The Asia Pacific region’s air traffic growth will exceed the world average by a large margin over the next two decades, according to Boeing. World air cargo traffic will triple over the next 20 years, said Jim Edgar, regional director of Cargo Marketing for Boeing at the recent Air Freight Asia 2011. The world freighter […]

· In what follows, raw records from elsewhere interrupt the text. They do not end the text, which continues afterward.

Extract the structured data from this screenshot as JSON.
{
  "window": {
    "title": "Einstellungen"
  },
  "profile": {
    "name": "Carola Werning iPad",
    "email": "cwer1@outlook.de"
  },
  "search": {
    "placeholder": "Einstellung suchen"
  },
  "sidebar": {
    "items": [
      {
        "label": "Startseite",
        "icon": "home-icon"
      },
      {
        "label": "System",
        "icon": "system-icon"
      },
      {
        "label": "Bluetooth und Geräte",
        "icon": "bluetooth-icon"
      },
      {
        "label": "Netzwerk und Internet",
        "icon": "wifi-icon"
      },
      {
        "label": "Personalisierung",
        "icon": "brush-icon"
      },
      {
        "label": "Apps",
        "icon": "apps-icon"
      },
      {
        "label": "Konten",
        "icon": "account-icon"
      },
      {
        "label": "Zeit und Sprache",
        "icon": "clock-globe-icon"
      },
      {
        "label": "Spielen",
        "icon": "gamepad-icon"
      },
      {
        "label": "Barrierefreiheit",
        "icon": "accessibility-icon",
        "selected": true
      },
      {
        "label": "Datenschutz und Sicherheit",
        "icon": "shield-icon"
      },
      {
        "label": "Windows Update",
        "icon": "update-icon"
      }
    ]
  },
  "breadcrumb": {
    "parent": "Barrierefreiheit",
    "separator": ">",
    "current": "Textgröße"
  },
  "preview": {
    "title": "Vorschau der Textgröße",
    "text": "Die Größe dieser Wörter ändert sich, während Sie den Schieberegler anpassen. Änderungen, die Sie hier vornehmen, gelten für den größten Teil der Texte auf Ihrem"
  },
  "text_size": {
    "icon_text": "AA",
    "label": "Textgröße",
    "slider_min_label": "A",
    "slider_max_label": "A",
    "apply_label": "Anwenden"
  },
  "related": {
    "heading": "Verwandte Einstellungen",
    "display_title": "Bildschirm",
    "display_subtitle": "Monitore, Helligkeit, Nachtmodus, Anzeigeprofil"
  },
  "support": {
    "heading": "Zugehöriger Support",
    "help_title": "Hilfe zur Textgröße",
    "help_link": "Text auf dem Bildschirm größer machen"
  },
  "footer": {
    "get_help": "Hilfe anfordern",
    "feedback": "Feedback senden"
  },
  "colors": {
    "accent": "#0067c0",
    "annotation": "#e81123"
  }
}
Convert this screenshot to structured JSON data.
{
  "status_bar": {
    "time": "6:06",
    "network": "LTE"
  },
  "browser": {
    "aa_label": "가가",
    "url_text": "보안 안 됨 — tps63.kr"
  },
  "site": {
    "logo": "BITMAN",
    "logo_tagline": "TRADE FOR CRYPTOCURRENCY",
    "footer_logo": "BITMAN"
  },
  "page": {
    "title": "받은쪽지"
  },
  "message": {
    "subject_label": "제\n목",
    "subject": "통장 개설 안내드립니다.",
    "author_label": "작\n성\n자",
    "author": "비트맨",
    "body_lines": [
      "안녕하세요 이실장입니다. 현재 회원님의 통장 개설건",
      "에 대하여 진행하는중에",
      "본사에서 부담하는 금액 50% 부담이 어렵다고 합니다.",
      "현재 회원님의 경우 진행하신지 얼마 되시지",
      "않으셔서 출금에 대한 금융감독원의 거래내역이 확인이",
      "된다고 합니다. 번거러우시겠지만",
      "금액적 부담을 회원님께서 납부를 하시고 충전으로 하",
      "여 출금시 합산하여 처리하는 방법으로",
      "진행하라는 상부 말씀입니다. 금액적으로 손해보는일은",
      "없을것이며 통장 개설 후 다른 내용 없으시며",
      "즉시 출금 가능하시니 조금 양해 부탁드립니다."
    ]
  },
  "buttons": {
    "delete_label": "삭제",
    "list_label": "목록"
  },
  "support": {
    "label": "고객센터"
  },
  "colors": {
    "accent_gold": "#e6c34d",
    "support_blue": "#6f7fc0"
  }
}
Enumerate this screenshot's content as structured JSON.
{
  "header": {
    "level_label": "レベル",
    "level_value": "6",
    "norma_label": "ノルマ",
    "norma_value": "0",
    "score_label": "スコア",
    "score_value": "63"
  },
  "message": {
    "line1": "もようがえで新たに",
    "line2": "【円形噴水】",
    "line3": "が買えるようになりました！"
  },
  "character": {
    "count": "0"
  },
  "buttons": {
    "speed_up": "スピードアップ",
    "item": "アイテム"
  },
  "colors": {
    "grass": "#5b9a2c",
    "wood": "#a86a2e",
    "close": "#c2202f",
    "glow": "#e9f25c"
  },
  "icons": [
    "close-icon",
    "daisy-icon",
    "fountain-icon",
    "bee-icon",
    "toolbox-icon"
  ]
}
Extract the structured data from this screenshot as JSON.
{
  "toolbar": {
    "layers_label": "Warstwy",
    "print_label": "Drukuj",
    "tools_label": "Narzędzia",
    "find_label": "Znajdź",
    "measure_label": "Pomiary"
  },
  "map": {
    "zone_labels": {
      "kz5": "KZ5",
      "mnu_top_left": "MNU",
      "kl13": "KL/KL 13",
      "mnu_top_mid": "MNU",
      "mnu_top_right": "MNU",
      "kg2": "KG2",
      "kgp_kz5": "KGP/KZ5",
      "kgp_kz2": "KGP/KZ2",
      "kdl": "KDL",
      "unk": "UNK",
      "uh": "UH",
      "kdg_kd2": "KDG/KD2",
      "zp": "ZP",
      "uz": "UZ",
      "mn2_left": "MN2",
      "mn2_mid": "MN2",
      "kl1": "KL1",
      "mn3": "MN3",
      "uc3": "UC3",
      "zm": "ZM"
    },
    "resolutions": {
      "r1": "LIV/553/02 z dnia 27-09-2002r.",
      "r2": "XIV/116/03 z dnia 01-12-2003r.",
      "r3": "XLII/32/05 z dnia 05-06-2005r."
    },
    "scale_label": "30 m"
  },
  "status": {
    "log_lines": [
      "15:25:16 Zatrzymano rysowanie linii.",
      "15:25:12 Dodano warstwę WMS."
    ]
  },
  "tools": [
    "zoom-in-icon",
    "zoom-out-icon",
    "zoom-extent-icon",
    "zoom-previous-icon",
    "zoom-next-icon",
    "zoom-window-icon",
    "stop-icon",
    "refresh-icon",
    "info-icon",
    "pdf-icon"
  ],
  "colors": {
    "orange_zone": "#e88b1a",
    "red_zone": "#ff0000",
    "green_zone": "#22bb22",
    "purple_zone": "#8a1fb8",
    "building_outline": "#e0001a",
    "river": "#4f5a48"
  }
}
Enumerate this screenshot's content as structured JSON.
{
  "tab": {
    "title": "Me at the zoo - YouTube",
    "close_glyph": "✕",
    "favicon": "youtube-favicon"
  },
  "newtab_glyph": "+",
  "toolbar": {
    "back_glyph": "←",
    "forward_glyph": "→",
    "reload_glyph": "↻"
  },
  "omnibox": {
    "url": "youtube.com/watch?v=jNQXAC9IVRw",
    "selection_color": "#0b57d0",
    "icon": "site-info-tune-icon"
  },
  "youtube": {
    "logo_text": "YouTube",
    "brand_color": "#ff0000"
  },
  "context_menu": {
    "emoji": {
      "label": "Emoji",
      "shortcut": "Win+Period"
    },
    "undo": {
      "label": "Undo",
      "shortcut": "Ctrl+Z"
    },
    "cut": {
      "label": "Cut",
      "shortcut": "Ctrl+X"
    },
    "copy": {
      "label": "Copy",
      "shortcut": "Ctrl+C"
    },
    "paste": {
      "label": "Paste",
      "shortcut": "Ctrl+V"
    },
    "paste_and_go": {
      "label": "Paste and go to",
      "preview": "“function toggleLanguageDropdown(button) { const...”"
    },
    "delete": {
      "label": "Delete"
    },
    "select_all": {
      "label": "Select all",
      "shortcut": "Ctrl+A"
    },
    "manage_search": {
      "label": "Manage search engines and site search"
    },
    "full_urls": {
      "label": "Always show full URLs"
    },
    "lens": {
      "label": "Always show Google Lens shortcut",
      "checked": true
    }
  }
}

The Asia Pacific region’s air traffic growth will exceed the world average by a large margin over the next two decades, according to Boeing. World air cargo traffic will triple over the next 20 years, said Jim Edgar, regional director of Cargo Marketing for Boeing at the recent Air Freight Asia 2011. The world freighter fleet will expand by more than two-thirds to nearly 3,000 aircraft by 2029. Large freighter aircraft will lead fleet additions, growing from an overall share of 27 per cent to 33 per cent as traffic continues to build on long-haul, international trade lanes. “From now through 2029, we expect world air cargo traffic to grow at an annual rate of 5.9 per cent,” Edgar said. “Asia will continue to be at the forefront of the air cargo industry. Routes associated with Asia will continue to experience the world’s highest growth rates over the next 20 years, at 6.8 per cent.” “China represents 40 per cent of the transpacific cargo market, and Hong Kong is a key gateway for air cargo connecting China with the world,” Edgar said. “This area stands to benefit greatly from future increases in air cargo traffic.” Randy Tinseth, vice president of Marketing for Boeing Commercial Airplanes, said the region’s air traffic growth is expected to grow at an average annual rate of 6.8 per cent over the next 20 years, compared to the world average of 5.3 per cent. “Asia Pacific will account for onethird (10,320) of new airplane deliveries worldwide over the period,” Tinseth said. “This demand is driven by the fact that Asia Pacific will account for 44 per cent of travel in 20 years’ time, up from around 34 per cent today.” “China’s air travel growth is even more dramatic, with a 7.6 per cent increase over the next two decades,” he said adding, “this is sweet music to an airplane manufacturer’s ears.” Tinseth said that rising passenger and cargo traffic is creating pressure for fleet growth. Globally, airlines will need 30,900 new passenger and freighter aircraft through 2030, valued at US$3.6 trillion. Forty-four per cent of these aircraft will replace older, less-efficient airplanes, while 56 per cent will account for new aircraft needed to meet air traffic growth. The world fleet is projected to double from 18,890 to 36,300 aircraft during this span.